“Gaza Solidarity encampments situated on university campuses are peaceful, and must be protected, safeguarded, and embraced. They display the right of student protestors to exercise their fundamental human rights whilst fostering a sense of community and solidarity with Gaza, particularly in their calls for university divestment. This solidarity across the World has been so widespread that it has been acknowledged by the civilians in Gaza who are in the most horrific of circumstances surviving a humanitarian catastrophe for over seven months.

“Students have every right to protest how their tuition fees are allocated, and universities should respect and support these expressions of freedom of expression.

Mohamed Duar, Occupied Palestinian Territories Spokesperson

“Across the World, student protests have been at the centre of fundamental human rights struggles for generations. We are witnessing the largest anti war protests ever and must remember the historic role that students played in demanding civil rights in the USA, First Nations justice in Australia, the end to apartheid in South Africa and the end of the Iraq war.

“Both universities and Governments must not attack cultural rights by attempting to ban the Keffiyeh, a symbol of freedom for Palestinians across the World.”

Under international human rights standards, protests can only be restricted if there is a risk to national security, public safety, public order, public health or morals.
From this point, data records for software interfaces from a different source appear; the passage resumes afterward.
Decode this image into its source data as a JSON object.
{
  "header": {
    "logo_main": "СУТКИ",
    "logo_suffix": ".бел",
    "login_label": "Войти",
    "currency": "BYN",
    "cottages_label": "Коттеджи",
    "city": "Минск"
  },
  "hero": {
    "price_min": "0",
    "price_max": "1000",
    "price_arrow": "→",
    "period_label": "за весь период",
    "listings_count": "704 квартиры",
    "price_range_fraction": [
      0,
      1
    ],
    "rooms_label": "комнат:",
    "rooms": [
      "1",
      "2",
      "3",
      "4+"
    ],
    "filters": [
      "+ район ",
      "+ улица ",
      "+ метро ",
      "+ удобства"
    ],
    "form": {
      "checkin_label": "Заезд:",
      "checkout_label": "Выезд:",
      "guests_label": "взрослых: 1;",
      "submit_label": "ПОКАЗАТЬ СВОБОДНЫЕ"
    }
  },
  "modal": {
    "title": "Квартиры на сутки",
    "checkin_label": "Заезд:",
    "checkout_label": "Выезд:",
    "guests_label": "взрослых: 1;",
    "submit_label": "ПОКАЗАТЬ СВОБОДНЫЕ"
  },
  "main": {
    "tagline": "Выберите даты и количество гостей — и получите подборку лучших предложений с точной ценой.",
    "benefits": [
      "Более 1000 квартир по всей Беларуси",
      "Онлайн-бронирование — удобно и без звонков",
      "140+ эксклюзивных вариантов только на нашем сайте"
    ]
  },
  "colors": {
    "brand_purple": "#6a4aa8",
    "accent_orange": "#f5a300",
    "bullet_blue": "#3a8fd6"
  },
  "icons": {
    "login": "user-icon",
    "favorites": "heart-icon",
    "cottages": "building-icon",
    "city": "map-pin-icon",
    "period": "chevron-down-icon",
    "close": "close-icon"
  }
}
Any restriction must be prescribed by law, pursue a legitimate aim, be necessary and proportionate, and be applied without discrimination. To prohibit, restrict and impose disciplinary action over statements such as ‘from the river to the sea’ is not legitimate, and is disproportionate and discriminatory and unlawful in accordance with international human rights standards.

The right to assemble in public spaces must be protected, the obligation to facilitate protests must be upheld, with central consideration for the safety of protestors, and their right to exercise freedom of expression. Additionally universities should implement appropriate measures to keep protesters safe from violence by third party actors.

Amnesty abhors Islamophobia, antisemitism and all forms of racism. The right to be free from discrimination is a fundamental human right, and all governments and universities are obliged to take action to combat discrimination in all its forms.